— PROBLEM STATEMENT —
All entries that follow are to be printed exactly as written.

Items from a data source
*****

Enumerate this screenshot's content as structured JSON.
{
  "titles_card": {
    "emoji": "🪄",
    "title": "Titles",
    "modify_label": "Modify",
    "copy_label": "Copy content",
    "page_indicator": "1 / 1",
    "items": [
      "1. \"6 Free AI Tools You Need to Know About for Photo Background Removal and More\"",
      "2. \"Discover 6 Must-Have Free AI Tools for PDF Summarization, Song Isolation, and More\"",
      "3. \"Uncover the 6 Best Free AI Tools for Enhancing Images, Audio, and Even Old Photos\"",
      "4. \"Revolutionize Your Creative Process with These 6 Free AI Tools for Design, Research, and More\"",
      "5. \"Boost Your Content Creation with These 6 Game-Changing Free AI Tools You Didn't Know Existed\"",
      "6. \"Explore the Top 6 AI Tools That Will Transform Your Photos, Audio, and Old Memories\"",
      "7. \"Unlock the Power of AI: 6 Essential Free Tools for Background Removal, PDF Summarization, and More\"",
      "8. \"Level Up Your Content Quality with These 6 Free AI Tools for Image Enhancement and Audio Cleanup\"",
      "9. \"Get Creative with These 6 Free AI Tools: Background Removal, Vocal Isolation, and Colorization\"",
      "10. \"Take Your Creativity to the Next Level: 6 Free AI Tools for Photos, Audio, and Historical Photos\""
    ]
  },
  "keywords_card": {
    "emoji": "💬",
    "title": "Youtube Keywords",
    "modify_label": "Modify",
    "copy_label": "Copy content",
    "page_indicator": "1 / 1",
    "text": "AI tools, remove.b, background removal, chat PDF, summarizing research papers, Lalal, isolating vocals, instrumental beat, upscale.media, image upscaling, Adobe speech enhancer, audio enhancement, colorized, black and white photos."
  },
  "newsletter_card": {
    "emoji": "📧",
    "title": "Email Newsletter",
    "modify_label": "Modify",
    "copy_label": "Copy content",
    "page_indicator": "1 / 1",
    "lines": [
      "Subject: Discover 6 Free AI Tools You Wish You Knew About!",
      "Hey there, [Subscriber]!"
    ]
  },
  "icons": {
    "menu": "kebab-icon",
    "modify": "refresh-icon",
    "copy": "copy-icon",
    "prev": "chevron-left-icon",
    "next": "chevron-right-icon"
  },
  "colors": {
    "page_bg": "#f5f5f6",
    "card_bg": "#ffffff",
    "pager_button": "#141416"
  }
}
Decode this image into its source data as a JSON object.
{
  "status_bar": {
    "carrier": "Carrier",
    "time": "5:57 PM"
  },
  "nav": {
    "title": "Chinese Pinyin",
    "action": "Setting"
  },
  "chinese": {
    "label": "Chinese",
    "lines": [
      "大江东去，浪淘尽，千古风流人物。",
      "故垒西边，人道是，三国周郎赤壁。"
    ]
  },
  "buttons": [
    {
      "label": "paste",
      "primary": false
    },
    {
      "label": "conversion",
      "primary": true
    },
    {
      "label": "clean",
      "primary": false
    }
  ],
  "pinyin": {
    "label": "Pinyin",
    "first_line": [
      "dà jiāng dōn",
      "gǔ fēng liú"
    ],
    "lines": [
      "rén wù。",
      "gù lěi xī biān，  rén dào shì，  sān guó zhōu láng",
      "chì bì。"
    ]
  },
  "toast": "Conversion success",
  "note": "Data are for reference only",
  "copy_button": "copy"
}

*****

— FINISHED TASK —
Enumerate this screenshot's content as structured JSON.
{
  "titles_card": {
    "emoji": "🪄",
    "title": "Titles",
    "modify_label": "Modify",
    "copy_label": "Copy content",
    "page_indicator": "1 / 1",
    "items": [
      "1. \"6 Free AI Tools You Need to Know About for Photo Background Removal and More\"",
      "2. \"Discover 6 Must-Have Free AI Tools for PDF Summarization, Song Isolation, and More\"",
      "3. \"Uncover the 6 Best Free AI Tools for Enhancing Images, Audio, and Even Old Photos\"",
      "4. \"Revolutionize Your Creative Process with These 6 Free AI Tools for Design, Research, and More\"",
      "5. \"Boost Your Content Creation with These 6 Game-Changing Free AI Tools You Didn't Know Existed\"",
      "6. \"Explore the Top 6 AI Tools That Will Transform Your Photos, Audio, and Old Memories\"",
      "7. \"Unlock the Power of AI: 6 Essential Free Tools for Background Removal, PDF Summarization, and More\"",
      "8. \"Level Up Your Content Quality with These 6 Free AI Tools for Image Enhancement and Audio Cleanup\"",
      "9. \"Get Creative with These 6 Free AI Tools: Background Removal, Vocal Isolation, and Colorization\"",
      "10. \"Take Your Creativity to the Next Level: 6 Free AI Tools for Photos, Audio, and Historical Photos\""
    ]
  },
  "keywords_card": {
    "emoji": "💬",
    "title": "Youtube Keywords",
    "modify_label": "Modify",
    "copy_label": "Copy content",
    "page_indicator": "1 / 1",
    "text": "AI tools, remove.b, background removal, chat PDF, summarizing research papers, Lalal, isolating vocals, instrumental beat, upscale.media, image upscaling, Adobe speech enhancer, audio enhancement, colorized, black and white photos."
  },
  "newsletter_card": {
    "emoji": "📧",
    "title": "Email Newsletter",
    "modify_label": "Modify",
    "copy_label": "Copy content",
    "page_indicator": "1 / 1",
    "lines": [
      "Subject: Discover 6 Free AI Tools You Wish You Knew About!",
      "Hey there, [Subscriber]!"
    ]
  },
  "icons": {
    "menu": "kebab-icon",
    "modify": "refresh-icon",
    "copy": "copy-icon",
    "prev": "chevron-left-icon",
    "next": "chevron-right-icon"
  },
  "colors": {
    "page_bg": "#f5f5f6",
    "card_bg": "#ffffff",
    "pager_button": "#141416"
  }
}
Decode this image into its source data as a JSON object.
{
  "status_bar": {
    "carrier": "Carrier",
    "time": "5:57 PM"
  },
  "nav": {
    "title": "Chinese Pinyin",
    "action": "Setting"
  },
  "chinese": {
    "label": "Chinese",
    "lines": [
      "大江东去，浪淘尽，千古风流人物。",
      "故垒西边，人道是，三国周郎赤壁。"
    ]
  },
  "buttons": [
    {
      "label": "paste",
      "primary": false
    },
    {
      "label": "conversion",
      "primary": true
    },
    {
      "label": "clean",
      "primary": false
    }
  ],
  "pinyin": {
    "label": "Pinyin",
    "first_line": [
      "dà jiāng dōn",
      "gǔ fēng liú"
    ],
    "lines": [
      "rén wù。",
      "gù lěi xī biān，  rén dào shì，  sān guó zhōu láng",
      "chì bì。"
    ]
  },
  "toast": "Conversion success",
  "note": "Data are for reference only",
  "copy_button": "copy"
}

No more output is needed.